“Everything is happening behind the scenes, but obviously that is what the money shows,” Sabatini said of the involvement of McCarthy allies. “They don’t want a conservative to win. They want a brainless, spineless robot.”
Trump has so far declined to criticize McCarthy for the primary interventions. People close to both men say they continue to have a close working relationship around House races, despite other tensions, as Trump has prioritized growing the size of the House majority.
The former president notably declined to make an endorsement against Rep. David G. Valadao (R-Calif.), even though he was one of the ten Republicans who voted to impeach Trump in 2021. CLF spent about $800,000 in the primary to help Valadao defeat his GOP rival, Chris Mathys, who ran on a platform of supporting Trump more.
“When your own party spends $300,000 a week before the election attacking you, then you really have to wonder which side are they on,” Mathys said after his defeat, noting that he could not get his calls returned by Trump. “We called 50 times but never got a call back from anyone.”
As in the case of Herrera Beutler, the efforts by McCarthy and his partners have not always been successful.
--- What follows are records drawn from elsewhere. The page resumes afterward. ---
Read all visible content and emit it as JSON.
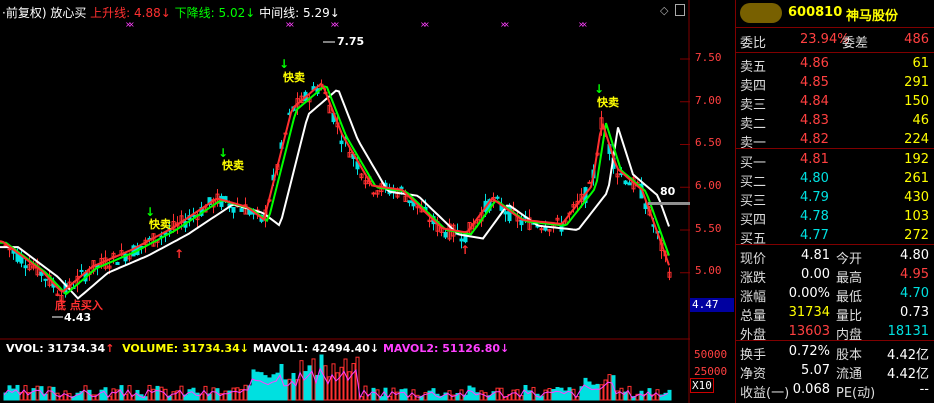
{
  "header": {
    "period_label": "·前复权)",
    "indicator_name": "放心买",
    "up_line_label": "上升线:",
    "up_line_value": "4.88",
    "down_line_label": "下降线:",
    "down_line_value": "5.02",
    "mid_line_label": "中间线:",
    "mid_line_value": "5.29"
  },
  "chart_annotations": {
    "high_label": "7.75",
    "low_label": "4.43",
    "current_mark": "4.47",
    "mid_marker": "80",
    "signals": [
      "快卖",
      "快卖",
      "快卖",
      "快卖",
      "底 点买入"
    ]
  },
  "price_axis": {
    "ticks": [
      "7.50",
      "7.00",
      "6.50",
      "6.00",
      "5.50",
      "5.00"
    ]
  },
  "volume_header": {
    "vvol_label": "VVOL:",
    "vvol_value": "31734.34",
    "volume_label": "VOLUME:",
    "volume_value": "31734.34",
    "mavol1_label": "MAVOL1:",
    "mavol1_value": "42494.40",
    "mavol2_label": "MAVOL2:",
    "mavol2_value": "51126.80"
  },
  "volume_axis": {
    "ticks": [
      "50000",
      "25000"
    ],
    "unit": "X10"
  },
  "stock": {
    "code": "600810",
    "name": "神马股份"
  },
  "ratio": {
    "label": "委比",
    "value": "23.94%",
    "diff_label": "委差",
    "diff_value": "486"
  },
  "asks": [
    {
      "label": "卖五",
      "price": "4.86",
      "volume": "61"
    },
    {
      "label": "卖四",
      "price": "4.85",
      "volume": "291"
    },
    {
      "label": "卖三",
      "price": "4.84",
      "volume": "150"
    },
    {
      "label": "卖二",
      "price": "4.83",
      "volume": "46"
    },
    {
      "label": "卖一",
      "price": "4.82",
      "volume": "224"
    }
  ],
  "bids": [
    {
      "label": "买一",
      "price": "4.81",
      "volume": "192"
    },
    {
      "label": "买二",
      "price": "4.80",
      "volume": "261"
    },
    {
      "label": "买三",
      "price": "4.79",
      "volume": "430"
    },
    {
      "label": "买四",
      "price": "4.78",
      "volume": "103"
    },
    {
      "label": "买五",
      "price": "4.77",
      "volume": "272"
    }
  ],
  "stats": [
    {
      "l1": "现价",
      "v1": "4.81",
      "l2": "今开",
      "v2": "4.80"
    },
    {
      "l1": "涨跌",
      "v1": "0.00",
      "l2": "最高",
      "v2": "4.95"
    },
    {
      "l1": "涨幅",
      "v1": "0.00%",
      "l2": "最低",
      "v2": "4.70"
    },
    {
      "l1": "总量",
      "v1": "31734",
      "l2": "量比",
      "v2": "0.73"
    },
    {
      "l1": "外盘",
      "v1": "13603",
      "l2": "内盘",
      "v2": "18131"
    }
  ],
  "fundamentals": [
    {
      "l1": "换手",
      "v1": "0.72%",
      "l2": "股本",
      "v2": "4.42亿"
    },
    {
      "l1": "净资",
      "v1": "5.07",
      "l2": "流通",
      "v2": "4.42亿"
    },
    {
      "l1": "收益(一)",
      "v1": "0.068",
      "l2": "PE(动)",
      "v2": "--"
    }
  ]
}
CLF was unable to defeat Sandy Smith, a pro-Trump candidate in North Carolina’s 1st District who faced past allegations of domestic violence. In Arizona, CLF and WFW Action spent about $1 million to support Republican Tanya Wheeless, only to watch her lose the primary to Kelly Cooper, who has challenged the legitimacy of the 2020 election and promised to seek the release of those arrested for storming the U.S. Capitol.
The Cawthorn race became a concern for McCarthy earlier this year, when the freshman member told a podcast about seeing cocaine use in Washington and being invited to sex parties. After meeting with McCarthy over the statements, Cawthorn blamed “the left and the media” for trying to use his comments to divide the GOP. His office did not respond to a request for comment for this article.
In the weeks before his primary, a group called Results for N.C. spent $1.7 million to defeat him and support his opponent. The National Association of Realtors, which gave $600,000 to CLF, gave $300,000 to the cause. A nonprofit that does not disclose its donors, Americans for a Balanced Budget, gave $830,000.
Most of the rest of the money, $700,000, came from Ryan Salame, an executive at crypto currency exchange FTX U.S., a major donor both to McCarthy’s own operation and to other groups backing McCarthy’s favored candidates. West Realm Shires Services, the corporate name used by FTX U.S., gave $750,000 to CLF in August. Advisers to Salame and FTX declined to comment.
But Mark Wetjen, the head of public policy and regulatory strategy at FTX, was invited with his family to McCarthy’s August donor retreat in Wyoming.